A couple who crisscrossed the country and stole $173,900 from the bank accounts of strangers by impersonating them using stolen identification have been sentenced to federal prison.

Darrell Prince, 60, and co-defendant Kimberly Jones, 57, both of California, hit banks in at least 10 states, including Oregon and Washington, according to prosecutors.

Prince pleaded guilty to bank fraud and aggravated identity theft and was sentenced Thursday to six years and three months in prison. Jones, who was sentenced in April, received three years and six months.

They would obtain fake driver’s licenses with victim information, as well as bank-account numbers, transaction histories, dates of birth and other personal profile information of account holders. Prince, sometimes accompanied by Jones, then would go into a bank branch, pass himself off as an account holder and try to withdraw cash from the account.

The two successfully withdrew $144,600 from Bank of America and $29,300 from Wells Fargo, according to Assistant U.S. Attorney Quinn Harrington.

Eventually, one of the banks caught on to the scheme and alerted police when Prince tried to withdraw cash in Vancouver, Washington, in the summer of 2018.


On July 17, 2018, Prince flew from Los Angeles to Portland. He and his co-defendant checked into a hotel in Portland and then hit several banks, according to court documents.

The next day, Prince went to a Wells Fargo bank at 1405 Lloyd Center, where he tried to withdraw $4,500 from someone’s account. He presented a bank-account number and a fake California driver’s license with his photo and the name of the account holder on it.

On July 19, the two were arrested when they tried to withdraw cash from another person’s account at a Wells Fargo Bank branch in Vancouver.

Prince was found with six forged California ID cards with other people’s names on them, his and Jones’ photos and numerous pieces of paper filled with names and identifying information of other victims.

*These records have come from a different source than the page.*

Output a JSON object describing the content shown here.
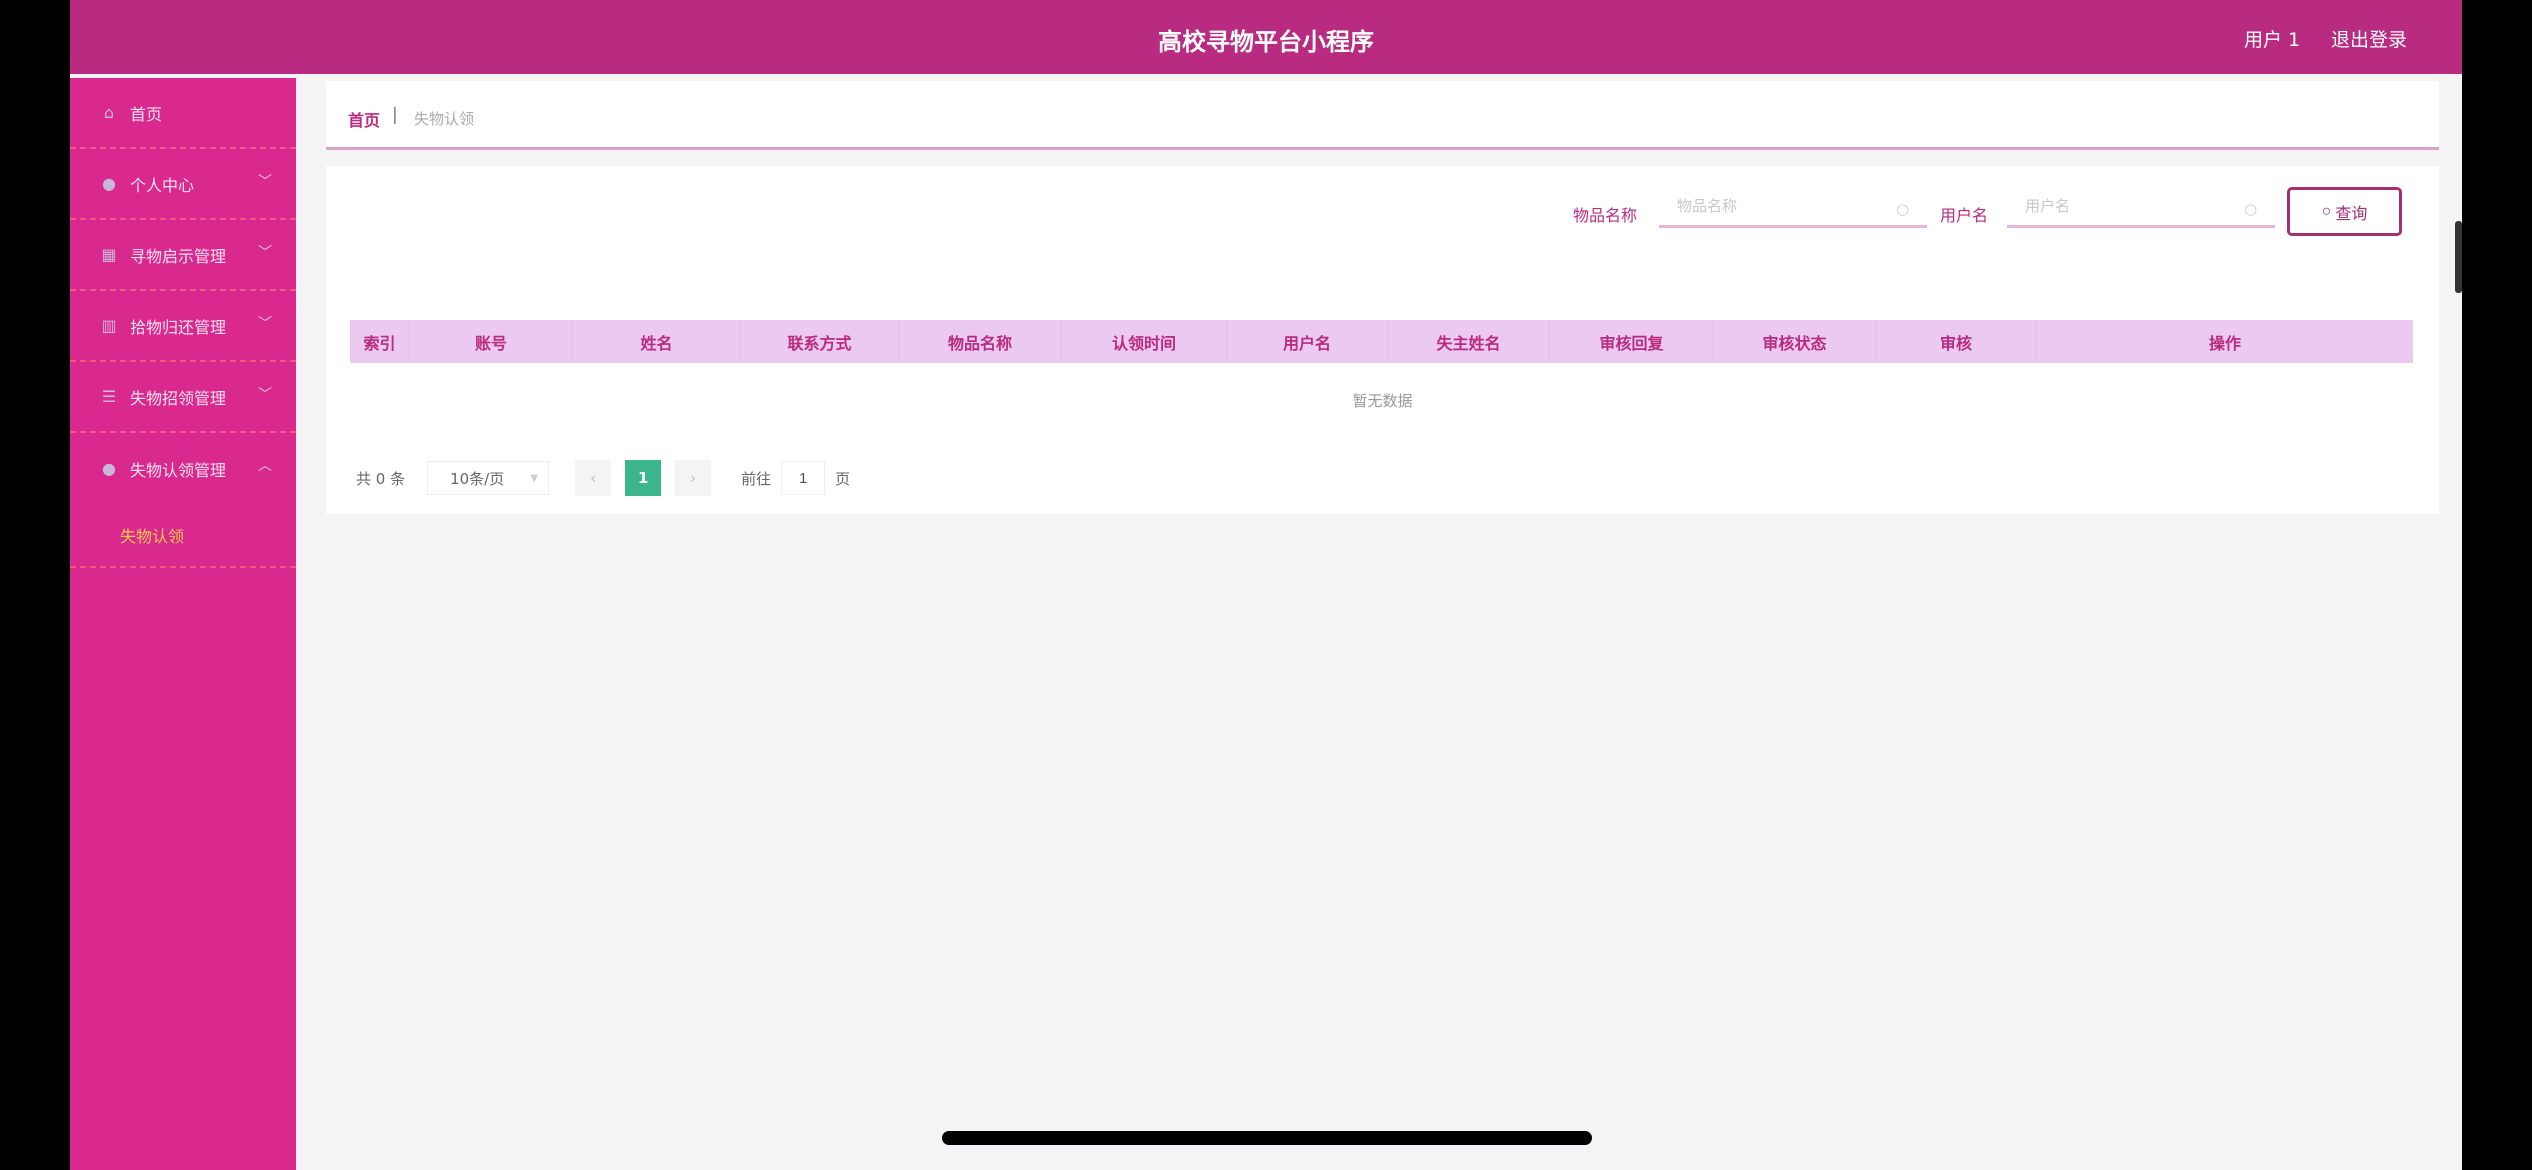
{
  "header": {
    "title": "高校寻物平台小程序",
    "user": "用户 1",
    "logout": "退出登录"
  },
  "sidebar": {
    "items": [
      {
        "label": "首页",
        "icon": "home-icon",
        "expandable": false
      },
      {
        "label": "个人中心",
        "icon": "user-icon",
        "expandable": true
      },
      {
        "label": "寻物启示管理",
        "icon": "grid-icon",
        "expandable": true
      },
      {
        "label": "拾物归还管理",
        "icon": "chart-icon",
        "expandable": true
      },
      {
        "label": "失物招领管理",
        "icon": "list-icon",
        "expandable": true
      },
      {
        "label": "失物认领管理",
        "icon": "user-icon",
        "expandable": true,
        "expanded": true
      }
    ],
    "subitem": "失物认领"
  },
  "breadcrumb": {
    "home": "首页",
    "sep": "|",
    "current": "失物认领"
  },
  "search": {
    "item_label": "物品名称",
    "item_placeholder": "物品名称",
    "user_label": "用户名",
    "user_placeholder": "用户名",
    "button": "查询"
  },
  "table": {
    "columns": [
      "索引",
      "账号",
      "姓名",
      "联系方式",
      "物品名称",
      "认领时间",
      "用户名",
      "失主姓名",
      "审核回复",
      "审核状态",
      "审核",
      "操作"
    ],
    "rows": [],
    "empty": "暂无数据"
  },
  "pagination": {
    "total": "共 0 条",
    "page_size": "10条/页",
    "current_page": "1",
    "goto_label": "前往",
    "goto_value": "1",
    "page_suffix": "页"
  },
  "colors": {
    "header": "#b92b80",
    "sidebar": "#d9288e",
    "table_header": "#ecc9f1",
    "active_page": "#3bb58b",
    "submenu_active": "#f6c94a"
  }
}
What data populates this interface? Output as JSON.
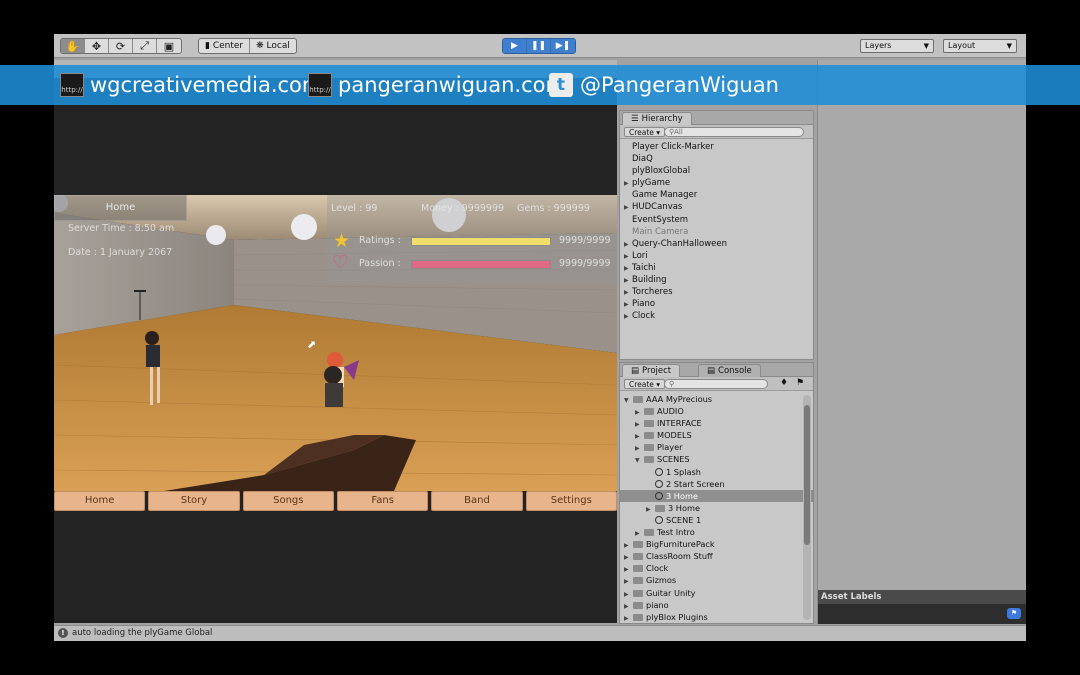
{
  "toolbar": {
    "pivot_center": "Center",
    "pivot_local": "Local",
    "layers_label": "Layers",
    "layout_label": "Layout"
  },
  "game_hud": {
    "location": "Home",
    "server_time": "Server Time : 8:50 am",
    "date": "Date : 1 January 2067",
    "level": "Level : 99",
    "money": "Money : 9999999",
    "gems": "Gems : 999999",
    "ratings_label": "Ratings :",
    "ratings_value": "9999/9999",
    "ratings_fraction": 1.0,
    "passion_label": "Passion :",
    "passion_value": "9999/9999",
    "passion_fraction": 1.0,
    "menu": [
      "Home",
      "Story",
      "Songs",
      "Fans",
      "Band",
      "Settings"
    ]
  },
  "hierarchy": {
    "tab": "Hierarchy",
    "create": "Create",
    "search_placeholder": "All",
    "items": [
      {
        "label": "Player Click-Marker",
        "expandable": false
      },
      {
        "label": "DiaQ",
        "expandable": false
      },
      {
        "label": "plyBloxGlobal",
        "expandable": false
      },
      {
        "label": "plyGame",
        "expandable": true
      },
      {
        "label": "Game Manager",
        "expandable": false
      },
      {
        "label": "HUDCanvas",
        "expandable": true
      },
      {
        "label": "EventSystem",
        "expandable": false
      },
      {
        "label": "Main Camera",
        "expandable": false,
        "dim": true
      },
      {
        "label": "Query-ChanHalloween",
        "expandable": true
      },
      {
        "label": "Lori",
        "expandable": true
      },
      {
        "label": "Taichi",
        "expandable": true
      },
      {
        "label": "Building",
        "expandable": true
      },
      {
        "label": "Torcheres",
        "expandable": true
      },
      {
        "label": "Piano",
        "expandable": true
      },
      {
        "label": "Clock",
        "expandable": true
      }
    ]
  },
  "project": {
    "tab": "Project",
    "console_tab": "Console",
    "create": "Create",
    "items": [
      {
        "label": "AAA MyPrecious",
        "depth": 0,
        "kind": "folder",
        "open": true
      },
      {
        "label": "AUDIO",
        "depth": 1,
        "kind": "folder"
      },
      {
        "label": "INTERFACE",
        "depth": 1,
        "kind": "folder"
      },
      {
        "label": "MODELS",
        "depth": 1,
        "kind": "folder"
      },
      {
        "label": "Player",
        "depth": 1,
        "kind": "folder"
      },
      {
        "label": "SCENES",
        "depth": 1,
        "kind": "folder",
        "open": true
      },
      {
        "label": "1 Splash",
        "depth": 2,
        "kind": "scene"
      },
      {
        "label": "2 Start Screen",
        "depth": 2,
        "kind": "scene"
      },
      {
        "label": "3 Home",
        "depth": 2,
        "kind": "scene",
        "selected": true
      },
      {
        "label": "3 Home",
        "depth": 2,
        "kind": "folder"
      },
      {
        "label": "SCENE 1",
        "depth": 2,
        "kind": "scene"
      },
      {
        "label": "Test Intro",
        "depth": 1,
        "kind": "folder"
      },
      {
        "label": "BigFurniturePack",
        "depth": 0,
        "kind": "folder"
      },
      {
        "label": "ClassRoom Stuff",
        "depth": 0,
        "kind": "folder"
      },
      {
        "label": "Clock",
        "depth": 0,
        "kind": "folder"
      },
      {
        "label": "Gizmos",
        "depth": 0,
        "kind": "folder"
      },
      {
        "label": "Guitar Unity",
        "depth": 0,
        "kind": "folder"
      },
      {
        "label": "piano",
        "depth": 0,
        "kind": "folder"
      },
      {
        "label": "plyBlox Plugins",
        "depth": 0,
        "kind": "folder"
      }
    ]
  },
  "inspector": {
    "asset_labels": "Asset Labels"
  },
  "status": {
    "message": "auto loading the plyGame Global"
  },
  "banner": {
    "site1": "wgcreativemedia.com",
    "site2": "pangeranwiguan.com",
    "twitter": "@PangeranWiguan",
    "http_label": "http://"
  },
  "colors": {
    "banner": "#1e8cd7",
    "ratings_bar": "#f1dd6a",
    "passion_bar": "#e06a86",
    "menu_button": "#e7b48b"
  }
}
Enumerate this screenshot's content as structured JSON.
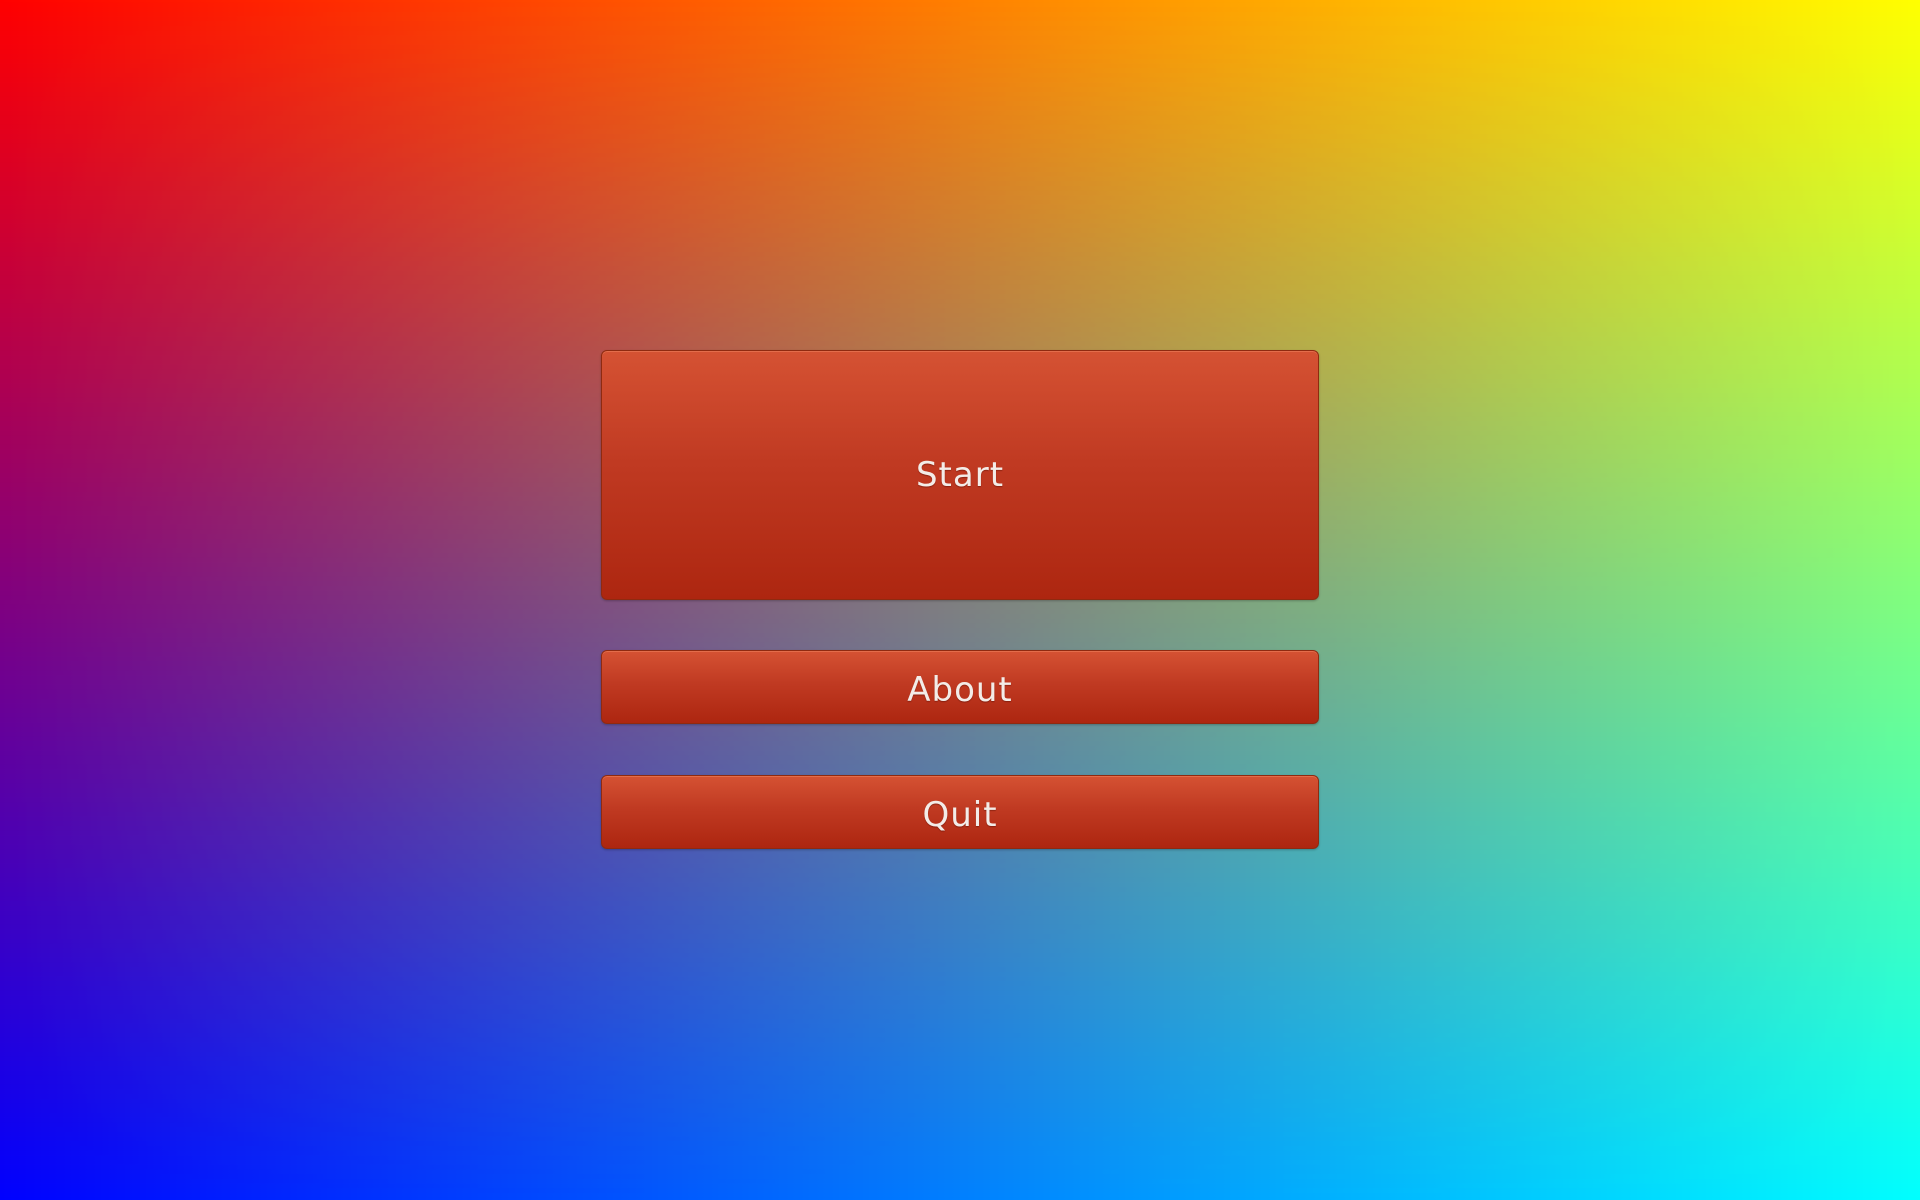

In a written statement to the court, one unidentified victim described the “countless hours” spent on the phone trying to resolve the fraud, process new accounts, change every user name and password and replace a driver’s license after discovering two unauthorized withdrawals totaling about $15,000 made from a personal Bank of America savings account.

An investigation is continuing into the source of the stolen identifications.


Prince’s lawyer, Jamie Kilberg, said his client was homeless during most of the last decade before his arrest and his crimes were fueled by a cocaine addiction.

“This is not someone who was rolling in money,” Kilberg said. The money Prince stole cycled back to feed his addiction, Kilberg said.

The prosecutor sought a sentence of eight years and five months for Prince. Kilberg argued for four years.

U.S. District Judge Michael W. Mosman acknowledged that Prince was largely driven by his drug use and was a “bit player in a large scheme and profited little from his involvement.”

But the judge said he found Prince’s failures to appear in court and his arrest in California for driving with a suspended license while on pretrial release troubling, showing an “unrelenting” criminal history.

Jones was sentenced in April by U.S. District Judge Marco A. Hernandez.